▶ _TASK GOAL_
Quote the entries that follow exactly, leaving none out.

○ ○ ○ ○ ○ ○ ○

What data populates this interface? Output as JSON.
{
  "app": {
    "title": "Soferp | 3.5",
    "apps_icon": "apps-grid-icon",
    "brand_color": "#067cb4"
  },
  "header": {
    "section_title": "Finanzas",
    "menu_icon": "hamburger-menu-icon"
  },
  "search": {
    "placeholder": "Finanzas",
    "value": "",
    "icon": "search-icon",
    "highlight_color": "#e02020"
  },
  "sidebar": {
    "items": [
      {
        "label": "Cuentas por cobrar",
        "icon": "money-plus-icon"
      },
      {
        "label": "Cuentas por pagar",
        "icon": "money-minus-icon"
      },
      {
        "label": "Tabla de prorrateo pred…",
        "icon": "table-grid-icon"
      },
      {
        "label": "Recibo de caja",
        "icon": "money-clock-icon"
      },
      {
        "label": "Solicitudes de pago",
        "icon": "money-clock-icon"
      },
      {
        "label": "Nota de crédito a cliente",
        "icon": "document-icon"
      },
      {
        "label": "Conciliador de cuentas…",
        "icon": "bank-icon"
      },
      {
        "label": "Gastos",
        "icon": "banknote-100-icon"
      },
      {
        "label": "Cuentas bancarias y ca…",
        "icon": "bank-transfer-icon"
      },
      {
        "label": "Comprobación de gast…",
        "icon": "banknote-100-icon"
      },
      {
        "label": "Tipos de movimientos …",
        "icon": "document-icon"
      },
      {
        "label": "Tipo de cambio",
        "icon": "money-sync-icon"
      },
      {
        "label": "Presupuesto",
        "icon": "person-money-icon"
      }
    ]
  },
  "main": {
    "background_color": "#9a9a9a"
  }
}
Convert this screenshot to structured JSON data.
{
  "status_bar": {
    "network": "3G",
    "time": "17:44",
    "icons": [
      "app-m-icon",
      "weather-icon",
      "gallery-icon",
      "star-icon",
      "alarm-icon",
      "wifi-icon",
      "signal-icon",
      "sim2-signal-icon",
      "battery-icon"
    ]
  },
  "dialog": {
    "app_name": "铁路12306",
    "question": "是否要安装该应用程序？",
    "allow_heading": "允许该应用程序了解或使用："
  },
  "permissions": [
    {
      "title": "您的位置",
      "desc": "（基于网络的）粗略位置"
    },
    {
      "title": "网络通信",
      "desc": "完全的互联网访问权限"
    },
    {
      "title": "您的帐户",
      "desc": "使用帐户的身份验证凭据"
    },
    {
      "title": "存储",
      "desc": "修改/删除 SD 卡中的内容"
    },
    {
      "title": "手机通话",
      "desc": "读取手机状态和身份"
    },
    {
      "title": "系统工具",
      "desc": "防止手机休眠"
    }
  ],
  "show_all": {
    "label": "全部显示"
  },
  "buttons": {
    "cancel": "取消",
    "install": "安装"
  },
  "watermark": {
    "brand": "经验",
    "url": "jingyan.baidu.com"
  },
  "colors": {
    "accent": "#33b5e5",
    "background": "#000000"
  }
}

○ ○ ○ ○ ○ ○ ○

▶ _EXERCISE RESULT_
What data populates this interface? Output as JSON.
{
  "app": {
    "title": "Soferp | 3.5",
    "apps_icon": "apps-grid-icon",
    "brand_color": "#067cb4"
  },
  "header": {
    "section_title": "Finanzas",
    "menu_icon": "hamburger-menu-icon"
  },
  "search": {
    "placeholder": "Finanzas",
    "value": "",
    "icon": "search-icon",
    "highlight_color": "#e02020"
  },
  "sidebar": {
    "items": [
      {
        "label": "Cuentas por cobrar",
        "icon": "money-plus-icon"
      },
      {
        "label": "Cuentas por pagar",
        "icon": "money-minus-icon"
      },
      {
        "label": "Tabla de prorrateo pred…",
        "icon": "table-grid-icon"
      },
      {
        "label": "Recibo de caja",
        "icon": "money-clock-icon"
      },
      {
        "label": "Solicitudes de pago",
        "icon": "money-clock-icon"
      },
      {
        "label": "Nota de crédito a cliente",
        "icon": "document-icon"
      },
      {
        "label": "Conciliador de cuentas…",
        "icon": "bank-icon"
      },
      {
        "label": "Gastos",
        "icon": "banknote-100-icon"
      },
      {
        "label": "Cuentas bancarias y ca…",
        "icon": "bank-transfer-icon"
      },
      {
        "label": "Comprobación de gast…",
        "icon": "banknote-100-icon"
      },
      {
        "label": "Tipos de movimientos …",
        "icon": "document-icon"
      },
      {
        "label": "Tipo de cambio",
        "icon": "money-sync-icon"
      },
      {
        "label": "Presupuesto",
        "icon": "person-money-icon"
      }
    ]
  },
  "main": {
    "background_color": "#9a9a9a"
  }
}
Convert this screenshot to structured JSON data.
{
  "status_bar": {
    "network": "3G",
    "time": "17:44",
    "icons": [
      "app-m-icon",
      "weather-icon",
      "gallery-icon",
      "star-icon",
      "alarm-icon",
      "wifi-icon",
      "signal-icon",
      "sim2-signal-icon",
      "battery-icon"
    ]
  },
  "dialog": {
    "app_name": "铁路12306",
    "question": "是否要安装该应用程序？",
    "allow_heading": "允许该应用程序了解或使用："
  },
  "permissions": [
    {
      "title": "您的位置",
      "desc": "（基于网络的）粗略位置"
    },
    {
      "title": "网络通信",
      "desc": "完全的互联网访问权限"
    },
    {
      "title": "您的帐户",
      "desc": "使用帐户的身份验证凭据"
    },
    {
      "title": "存储",
      "desc": "修改/删除 SD 卡中的内容"
    },
    {
      "title": "手机通话",
      "desc": "读取手机状态和身份"
    },
    {
      "title": "系统工具",
      "desc": "防止手机休眠"
    }
  ],
  "show_all": {
    "label": "全部显示"
  },
  "buttons": {
    "cancel": "取消",
    "install": "安装"
  },
  "watermark": {
    "brand": "经验",
    "url": "jingyan.baidu.com"
  },
  "colors": {
    "accent": "#33b5e5",
    "background": "#000000"
  }
}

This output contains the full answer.